Players advance the football, a spherical leather ball, up the field with a combination of carrying, bouncing, kicking, hand-passing, and soloing (dropping the ball and then toe-kicking the ball upward into the hands).
A point is awarded for kicking or hand-passing the ball over the crossbar, signalled by the umpire raising a white flag. A goal is awarded for kicking the ball under the crossbar into the net, signalled by the umpire raising a green flag.
Positions in Gaelic football are similar to that in other football codes, and comprise one goalkeeper, six backs, two midfielders, and six forwards, with a variable number of substitutes.
Gaelic football is one of the few remaining strictly amateur sports in the world, with players, coaches, and managers prohibited from receiving any form of payment.
Our member, the Provincial Council of Britain Gaelic Athletic Association is responsible for the regulation of competitions for girls under the age of 12, and for all boys and mens competitions at club, county and university level.
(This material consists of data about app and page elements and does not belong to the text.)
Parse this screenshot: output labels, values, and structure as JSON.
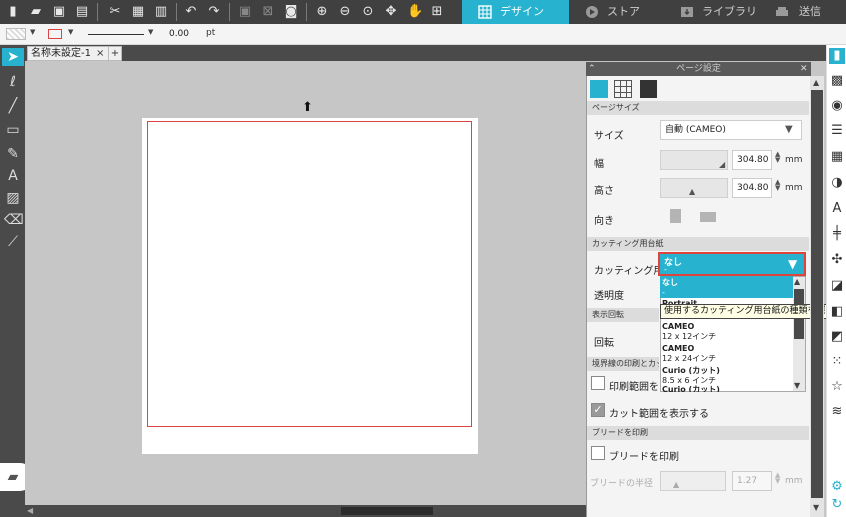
{
  "toolbar": {
    "icons": [
      "new-icon",
      "open-icon",
      "save-icon",
      "print-icon",
      "cut-icon",
      "copy-icon",
      "paste-icon",
      "undo-icon",
      "redo-icon",
      "group-icon",
      "ungroup-icon",
      "compound-icon",
      "zoom-in-icon",
      "zoom-out-icon",
      "zoom-fit-icon",
      "move-icon",
      "pan-icon",
      "fit-page-icon"
    ],
    "tabs": [
      {
        "label": "デザイン",
        "active": true,
        "icon": "grid-icon"
      },
      {
        "label": "ストア",
        "active": false,
        "icon": "store-icon"
      },
      {
        "label": "ライブラリ",
        "active": false,
        "icon": "library-icon"
      },
      {
        "label": "送信",
        "active": false,
        "icon": "send-icon"
      }
    ]
  },
  "propbar": {
    "line_value": "0.00",
    "line_unit": "pt"
  },
  "doc": {
    "tab_label": "名称未設定-1",
    "close": "×",
    "add": "+"
  },
  "panel": {
    "title": "ページ設定",
    "close": "✕",
    "sec_page_size": "ページサイズ",
    "size_label": "サイズ",
    "size_value": "自動 (CAMEO)",
    "width_label": "幅",
    "width_value": "304.80",
    "height_label": "高さ",
    "height_value": "304.80",
    "unit_mm": "mm",
    "orientation_label": "向き",
    "sec_cutting_mat": "カッティング用台紙",
    "mat_label": "カッティング用台",
    "mat_value": "なし",
    "mat_value_sub": "-",
    "transparency_label": "透明度",
    "sec_rotation": "表示回転",
    "rotation_label": "回転",
    "sec_border": "境界線の印刷とカット",
    "print_range_label": "印刷範囲を表",
    "show_cut_label": "カット範囲を表示する",
    "sec_bleed": "ブリードを印刷",
    "bleed_label": "ブリードを印刷",
    "bleed_width_label": "ブリードの半径",
    "bleed_width_value": "1.27",
    "tooltip": "使用するカッティング用台紙の種類を選択します。",
    "dropdown_items": [
      {
        "main": "なし",
        "sub": "-",
        "selected": true
      },
      {
        "main": "Portrait",
        "sub": "",
        "selected": false
      },
      {
        "main": "CAMEO",
        "sub": "12 x 12インチ",
        "selected": false
      },
      {
        "main": "CAMEO",
        "sub": "12 x 24インチ",
        "selected": false
      },
      {
        "main": "Curio (カット)",
        "sub": "8.5 x 6 インチ",
        "selected": false
      },
      {
        "main": "Curio (カット)",
        "sub": "",
        "selected": false
      }
    ]
  },
  "colors": {
    "accent": "#27b2cf",
    "toolbar": "#404040",
    "canvas": "#c6c6c6",
    "cut_line": "#d44444"
  }
}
In addition to delivering mens and underage ladies gaelic football games in the traditional competition formats of league and championship; age specific and skill based games and competitions are also played with a view to developing players confidence and skills as they mature in their journey as a Gaelic Football player.
Examples of Gaelic Football coaching pathways are set out in the links below:
Youth Participation Games, Go Games, Talent Academies, Super Games Centres